→ **Problem to solve**
The records that follow are to be given again exactly, with their pictures omitted.
Data under study section start
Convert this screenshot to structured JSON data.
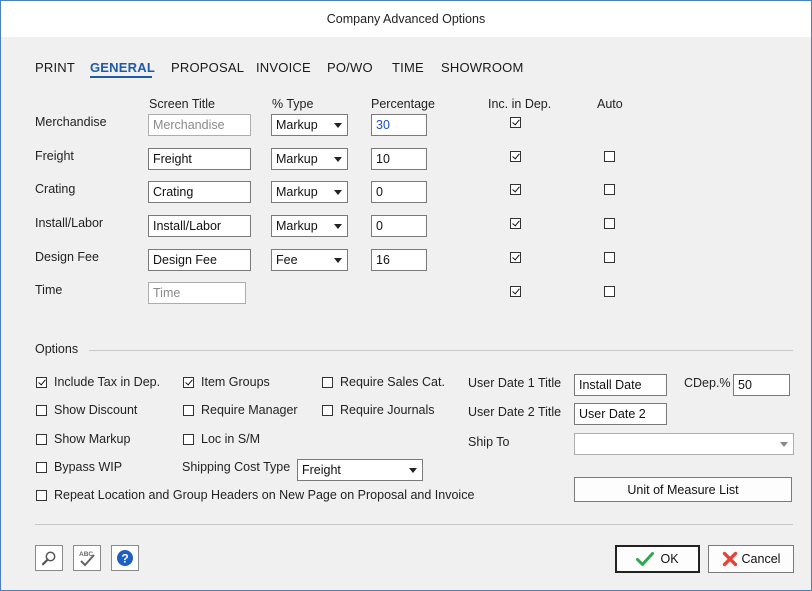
{
  "window": {
    "title": "Company Advanced Options"
  },
  "tabs": [
    {
      "label": "PRINT",
      "active": false
    },
    {
      "label": "GENERAL",
      "active": true
    },
    {
      "label": "PROPOSAL",
      "active": false
    },
    {
      "label": "INVOICE",
      "active": false
    },
    {
      "label": "PO/WO",
      "active": false
    },
    {
      "label": "TIME",
      "active": false
    },
    {
      "label": "SHOWROOM",
      "active": false
    }
  ],
  "grid": {
    "headers": {
      "screen_title": "Screen Title",
      "type": "% Type",
      "percentage": "Percentage",
      "inc_dep": "Inc. in Dep.",
      "auto": "Auto"
    },
    "rows": [
      {
        "label": "Merchandise",
        "screen_title": "Merchandise",
        "type": "Markup",
        "percentage": "30",
        "inc_dep": true,
        "auto": null
      },
      {
        "label": "Freight",
        "screen_title": "Freight",
        "type": "Markup",
        "percentage": "10",
        "inc_dep": true,
        "auto": false
      },
      {
        "label": "Crating",
        "screen_title": "Crating",
        "type": "Markup",
        "percentage": "0",
        "inc_dep": true,
        "auto": false
      },
      {
        "label": "Install/Labor",
        "screen_title": "Install/Labor",
        "type": "Markup",
        "percentage": "0",
        "inc_dep": true,
        "auto": false
      },
      {
        "label": "Design Fee",
        "screen_title": "Design Fee",
        "type": "Fee",
        "percentage": "16",
        "inc_dep": true,
        "auto": false
      },
      {
        "label": "Time",
        "screen_title": "Time",
        "type": null,
        "percentage": null,
        "inc_dep": true,
        "auto": false
      }
    ]
  },
  "options": {
    "section_label": "Options",
    "include_tax": {
      "label": "Include Tax in Dep.",
      "checked": true
    },
    "show_discount": {
      "label": "Show Discount",
      "checked": false
    },
    "show_markup": {
      "label": "Show Markup",
      "checked": false
    },
    "bypass_wip": {
      "label": "Bypass WIP",
      "checked": false
    },
    "item_groups": {
      "label": "Item Groups",
      "checked": true
    },
    "require_manager": {
      "label": "Require Manager",
      "checked": false
    },
    "loc_in_sm": {
      "label": "Loc in S/M",
      "checked": false
    },
    "require_sales_cat": {
      "label": "Require Sales Cat.",
      "checked": false
    },
    "require_journals": {
      "label": "Require Journals",
      "checked": false
    },
    "shipping_cost_type": {
      "label": "Shipping Cost Type",
      "value": "Freight"
    },
    "repeat_headers": {
      "label": "Repeat Location and Group Headers on New Page on Proposal and Invoice",
      "checked": false
    },
    "user_date_1": {
      "label": "User Date 1 Title",
      "value": "Install Date"
    },
    "user_date_2": {
      "label": "User Date 2 Title",
      "value": "User Date 2"
    },
    "cdep": {
      "label": "CDep.%",
      "value": "50"
    },
    "ship_to": {
      "label": "Ship To",
      "value": ""
    },
    "uom_button": "Unit of Measure List"
  },
  "footer": {
    "ok": "OK",
    "cancel": "Cancel",
    "icons": [
      "search-icon",
      "spellcheck-icon",
      "help-icon"
    ]
  }
}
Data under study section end
→ **Answer below**
Convert this screenshot to structured JSON data.
{
  "window": {
    "title": "Company Advanced Options"
  },
  "tabs": [
    {
      "label": "PRINT",
      "active": false
    },
    {
      "label": "GENERAL",
      "active": true
    },
    {
      "label": "PROPOSAL",
      "active": false
    },
    {
      "label": "INVOICE",
      "active": false
    },
    {
      "label": "PO/WO",
      "active": false
    },
    {
      "label": "TIME",
      "active": false
    },
    {
      "label": "SHOWROOM",
      "active": false
    }
  ],
  "grid": {
    "headers": {
      "screen_title": "Screen Title",
      "type": "% Type",
      "percentage": "Percentage",
      "inc_dep": "Inc. in Dep.",
      "auto": "Auto"
    },
    "rows": [
      {
        "label": "Merchandise",
        "screen_title": "Merchandise",
        "type": "Markup",
        "percentage": "30",
        "inc_dep": true,
        "auto": null
      },
      {
        "label": "Freight",
        "screen_title": "Freight",
        "type": "Markup",
        "percentage": "10",
        "inc_dep": true,
        "auto": false
      },
      {
        "label": "Crating",
        "screen_title": "Crating",
        "type": "Markup",
        "percentage": "0",
        "inc_dep": true,
        "auto": false
      },
      {
        "label": "Install/Labor",
        "screen_title": "Install/Labor",
        "type": "Markup",
        "percentage": "0",
        "inc_dep": true,
        "auto": false
      },
      {
        "label": "Design Fee",
        "screen_title": "Design Fee",
        "type": "Fee",
        "percentage": "16",
        "inc_dep": true,
        "auto": false
      },
      {
        "label": "Time",
        "screen_title": "Time",
        "type": null,
        "percentage": null,
        "inc_dep": true,
        "auto": false
      }
    ]
  },
  "options": {
    "section_label": "Options",
    "include_tax": {
      "label": "Include Tax in Dep.",
      "checked": true
    },
    "show_discount": {
      "label": "Show Discount",
      "checked": false
    },
    "show_markup": {
      "label": "Show Markup",
      "checked": false
    },
    "bypass_wip": {
      "label": "Bypass WIP",
      "checked": false
    },
    "item_groups": {
      "label": "Item Groups",
      "checked": true
    },
    "require_manager": {
      "label": "Require Manager",
      "checked": false
    },
    "loc_in_sm": {
      "label": "Loc in S/M",
      "checked": false
    },
    "require_sales_cat": {
      "label": "Require Sales Cat.",
      "checked": false
    },
    "require_journals": {
      "label": "Require Journals",
      "checked": false
    },
    "shipping_cost_type": {
      "label": "Shipping Cost Type",
      "value": "Freight"
    },
    "repeat_headers": {
      "label": "Repeat Location and Group Headers on New Page on Proposal and Invoice",
      "checked": false
    },
    "user_date_1": {
      "label": "User Date 1 Title",
      "value": "Install Date"
    },
    "user_date_2": {
      "label": "User Date 2 Title",
      "value": "User Date 2"
    },
    "cdep": {
      "label": "CDep.%",
      "value": "50"
    },
    "ship_to": {
      "label": "Ship To",
      "value": ""
    },
    "uom_button": "Unit of Measure List"
  },
  "footer": {
    "ok": "OK",
    "cancel": "Cancel",
    "icons": [
      "search-icon",
      "spellcheck-icon",
      "help-icon"
    ]
  }
}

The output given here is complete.